Bulls and Bears
The Fool FAQ
The symbols don't seem to match--why not a bird market when it soars and a badger market when it tanks?
Birds and badgers? Not bad, but we seem to be stuck with bulls and bears--at least it's better than the Democrats--they got stuck with a donkey!
One common myth is that the terms "bull market" and "bear market" are derived from the way those animals attack a foe, because bears attack by swiping their paws downward and bulls toss their horns upward. This may be a useful way to remember which is which, but it is not the true origin of the terms.
Long ago, "bear skin jobbers" were infamous for selling bear skins that they did not own; i.e., the bears had not yet been caught. This term eventually was used to describe short sellers, speculators who sell shares that they do not own, hoping to buy them after a price drop and then deliver the shares to the owner. Obviously, these "bears" were hoping the market would go down.
Because bull and bear baiting were once popular sports, "bulls" came to be seen as the opposite of "bears." The bulls were those people who bought in the expectation that a stock price would rise, not fall.

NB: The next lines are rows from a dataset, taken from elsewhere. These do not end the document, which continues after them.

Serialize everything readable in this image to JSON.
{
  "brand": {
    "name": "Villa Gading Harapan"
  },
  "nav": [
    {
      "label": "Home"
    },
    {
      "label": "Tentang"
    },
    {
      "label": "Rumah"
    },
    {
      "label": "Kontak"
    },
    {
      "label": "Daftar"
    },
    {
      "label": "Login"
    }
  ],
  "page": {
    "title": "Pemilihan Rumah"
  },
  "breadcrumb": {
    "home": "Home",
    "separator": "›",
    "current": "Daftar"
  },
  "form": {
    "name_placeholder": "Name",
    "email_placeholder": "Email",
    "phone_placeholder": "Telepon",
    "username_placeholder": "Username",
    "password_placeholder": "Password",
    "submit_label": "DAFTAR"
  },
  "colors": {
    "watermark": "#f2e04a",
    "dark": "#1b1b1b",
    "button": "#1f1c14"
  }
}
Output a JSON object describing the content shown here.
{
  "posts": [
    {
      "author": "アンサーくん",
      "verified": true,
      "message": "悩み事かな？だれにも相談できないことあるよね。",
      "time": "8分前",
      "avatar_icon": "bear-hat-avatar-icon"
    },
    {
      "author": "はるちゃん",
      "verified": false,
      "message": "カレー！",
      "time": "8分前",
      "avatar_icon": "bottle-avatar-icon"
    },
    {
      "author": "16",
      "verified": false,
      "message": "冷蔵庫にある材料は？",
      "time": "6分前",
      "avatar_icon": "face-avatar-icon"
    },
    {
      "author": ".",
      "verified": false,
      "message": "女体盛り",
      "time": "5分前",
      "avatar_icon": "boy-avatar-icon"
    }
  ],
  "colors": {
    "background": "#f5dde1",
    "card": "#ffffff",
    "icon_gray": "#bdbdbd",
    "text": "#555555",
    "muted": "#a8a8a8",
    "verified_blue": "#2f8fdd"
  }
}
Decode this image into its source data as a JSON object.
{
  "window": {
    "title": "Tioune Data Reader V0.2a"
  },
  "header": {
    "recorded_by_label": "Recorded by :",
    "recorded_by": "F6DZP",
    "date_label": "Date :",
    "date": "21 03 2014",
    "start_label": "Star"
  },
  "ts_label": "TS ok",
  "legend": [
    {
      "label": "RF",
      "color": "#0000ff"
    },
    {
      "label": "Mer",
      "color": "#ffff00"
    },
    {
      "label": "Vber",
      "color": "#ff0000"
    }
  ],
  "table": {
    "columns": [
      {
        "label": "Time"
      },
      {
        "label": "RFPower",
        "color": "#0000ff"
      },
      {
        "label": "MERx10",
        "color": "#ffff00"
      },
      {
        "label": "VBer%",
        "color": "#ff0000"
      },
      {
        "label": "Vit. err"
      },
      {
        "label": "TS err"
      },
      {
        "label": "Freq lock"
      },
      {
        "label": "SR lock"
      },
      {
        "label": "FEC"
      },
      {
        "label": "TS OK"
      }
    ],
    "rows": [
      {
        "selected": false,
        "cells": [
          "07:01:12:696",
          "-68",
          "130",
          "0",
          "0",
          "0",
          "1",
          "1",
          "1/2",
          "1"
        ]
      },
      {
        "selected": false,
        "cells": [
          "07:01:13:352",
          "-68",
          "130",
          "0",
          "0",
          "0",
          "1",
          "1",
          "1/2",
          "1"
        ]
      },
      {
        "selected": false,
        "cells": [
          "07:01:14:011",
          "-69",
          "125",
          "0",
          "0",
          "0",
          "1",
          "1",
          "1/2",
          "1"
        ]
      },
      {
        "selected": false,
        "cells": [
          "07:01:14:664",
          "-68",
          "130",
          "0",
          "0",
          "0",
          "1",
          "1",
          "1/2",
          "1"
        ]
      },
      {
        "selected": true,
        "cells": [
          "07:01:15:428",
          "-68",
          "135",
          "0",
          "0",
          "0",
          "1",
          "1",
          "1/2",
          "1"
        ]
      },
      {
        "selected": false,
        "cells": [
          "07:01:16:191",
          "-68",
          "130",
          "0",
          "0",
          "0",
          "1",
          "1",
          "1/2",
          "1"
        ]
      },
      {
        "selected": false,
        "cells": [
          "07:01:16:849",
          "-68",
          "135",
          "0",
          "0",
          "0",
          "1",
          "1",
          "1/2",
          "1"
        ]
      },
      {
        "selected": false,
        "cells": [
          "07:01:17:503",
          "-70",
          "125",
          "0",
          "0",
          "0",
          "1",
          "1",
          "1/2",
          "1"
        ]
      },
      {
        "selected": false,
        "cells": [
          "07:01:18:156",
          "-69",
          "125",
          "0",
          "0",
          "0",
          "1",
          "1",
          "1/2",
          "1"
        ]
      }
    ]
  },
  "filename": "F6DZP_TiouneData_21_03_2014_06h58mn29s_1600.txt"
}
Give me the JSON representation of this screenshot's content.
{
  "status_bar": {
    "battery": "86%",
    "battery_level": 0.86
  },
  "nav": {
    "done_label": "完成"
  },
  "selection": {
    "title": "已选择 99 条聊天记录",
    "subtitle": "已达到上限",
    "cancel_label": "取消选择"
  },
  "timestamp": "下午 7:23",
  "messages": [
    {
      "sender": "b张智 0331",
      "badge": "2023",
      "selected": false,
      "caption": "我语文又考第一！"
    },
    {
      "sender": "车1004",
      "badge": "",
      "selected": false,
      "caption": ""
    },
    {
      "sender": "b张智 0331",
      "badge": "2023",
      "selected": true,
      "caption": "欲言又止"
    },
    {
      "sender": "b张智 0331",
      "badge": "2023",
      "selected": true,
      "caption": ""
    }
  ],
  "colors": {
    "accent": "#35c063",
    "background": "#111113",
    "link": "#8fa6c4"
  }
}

Cartoonist Thomas Nast popularized the Bull and Bear as symbols for the market's movement. But perhaps the final word on bulls and bears is the old Wall Street adage: Bulls make money, bears make money, pigs get slaughtered. Don't get greedy!